Augmented Reality #PhysEd Board Game
I wanted to take moment to show you my latest augmented reality target which is an interactive game board called “What’s Your Zone?” After seeing a really cool picture tweeted by Andy Vasliy where he and his students identified various ways different rates zones positively impact the body I was inspired to create this fitness game.
How to play
Students can play in pairs or larger groups. One student will start by rolling the dice and then scanning the game board target. Once the target is scanned, a 3D brain will appear (left) in the middle of the board and the board game will come to life. The student can then push the game square they land on, which leads them to a specific fitness task. The game squares are split into green, blue and red squares, with each color representing a different heart rate zone. The fitness task for each square is related to the colored heart rate zone of the square. Along with the fitness task is a fact on how the body is impacted by that heart rate zone. Once the student has completed the fitness task, it is the next student’s turn. Students can keep track of where they are on the game board by remembering the number they landed on during their last turn or with game pieces provided by the teacher.

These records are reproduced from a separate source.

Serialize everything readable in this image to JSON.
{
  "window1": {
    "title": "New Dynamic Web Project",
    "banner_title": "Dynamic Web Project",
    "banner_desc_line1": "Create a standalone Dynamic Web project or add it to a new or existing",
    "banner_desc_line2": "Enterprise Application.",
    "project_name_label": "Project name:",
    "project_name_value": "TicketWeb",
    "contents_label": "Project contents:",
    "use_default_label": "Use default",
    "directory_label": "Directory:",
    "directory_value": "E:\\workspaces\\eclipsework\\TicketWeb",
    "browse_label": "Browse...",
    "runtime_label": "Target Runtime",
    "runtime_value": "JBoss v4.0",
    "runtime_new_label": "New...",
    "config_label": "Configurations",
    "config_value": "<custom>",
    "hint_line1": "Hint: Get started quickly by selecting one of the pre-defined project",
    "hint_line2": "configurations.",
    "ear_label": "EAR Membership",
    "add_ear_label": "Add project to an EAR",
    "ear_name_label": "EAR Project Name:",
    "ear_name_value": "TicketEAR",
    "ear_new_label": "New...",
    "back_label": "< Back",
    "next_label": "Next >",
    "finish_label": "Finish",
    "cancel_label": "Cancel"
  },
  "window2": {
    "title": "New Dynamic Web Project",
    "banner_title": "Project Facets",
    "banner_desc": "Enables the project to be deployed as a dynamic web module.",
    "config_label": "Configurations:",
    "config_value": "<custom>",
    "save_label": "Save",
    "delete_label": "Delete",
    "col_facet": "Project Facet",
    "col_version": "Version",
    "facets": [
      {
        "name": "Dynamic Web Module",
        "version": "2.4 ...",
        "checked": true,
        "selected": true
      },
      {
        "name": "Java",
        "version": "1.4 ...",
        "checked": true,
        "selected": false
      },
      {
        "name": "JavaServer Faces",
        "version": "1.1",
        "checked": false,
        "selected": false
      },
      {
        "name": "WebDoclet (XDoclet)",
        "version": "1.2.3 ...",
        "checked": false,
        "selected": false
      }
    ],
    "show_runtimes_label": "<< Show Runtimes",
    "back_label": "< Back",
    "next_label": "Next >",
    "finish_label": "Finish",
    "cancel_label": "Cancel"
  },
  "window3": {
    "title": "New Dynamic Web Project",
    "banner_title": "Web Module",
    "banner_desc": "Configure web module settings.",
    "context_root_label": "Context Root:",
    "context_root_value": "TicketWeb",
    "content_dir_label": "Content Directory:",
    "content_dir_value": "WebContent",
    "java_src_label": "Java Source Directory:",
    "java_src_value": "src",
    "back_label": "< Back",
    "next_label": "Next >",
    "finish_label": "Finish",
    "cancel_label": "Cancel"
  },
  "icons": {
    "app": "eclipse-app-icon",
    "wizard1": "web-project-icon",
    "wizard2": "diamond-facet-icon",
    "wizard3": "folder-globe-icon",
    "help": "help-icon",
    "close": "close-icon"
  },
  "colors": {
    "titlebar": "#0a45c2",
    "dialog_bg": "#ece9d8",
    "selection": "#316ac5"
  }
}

Below are directions on how to use the Daqri App to access the game board. I realize technology is not accessed at every school so I have also made a hard copy of the game that can be found here and doesn’t require a mobile device. You will also find the AR Board Game in the same link.
I created “What’s Your Zone?” to help students meet the following learning outcomes:
- Identify which exercises/physical activities are green zone, blue zone and red zone activities. I use Polar H7 heart rate monitors to accomplish this but students could also take their heart rate manually.
- Determine and understand the physiological benefits of each heart rate zone. For example, the red zone gives you confidence.
- Determine and understand the physiological benefits of every heart rate zone. For example, when a student is in the red zone they are growing neural pathways.
- Increase physical activity outside of school. I will encourage my students to take this game home and play it with their families and friends.
Furthermore, teaching how exercise impacts the brain and body, as well as the mental well-being of human beings, is a huge advocacy point for our profession. I hope this can be a tool to help educate the families of my students.
Below is a quick video demonstration of what it looks like when you scan the board game target. You are able to zoom in on different areas of the target making it easier to touch the individual squares. I decided not to include any audio or video in my target to ensure that it would scan quickly. This is the first version of this game board and I plan to make revisions to this target as I see how it works for my students.
Spark, by Dr. John Ratey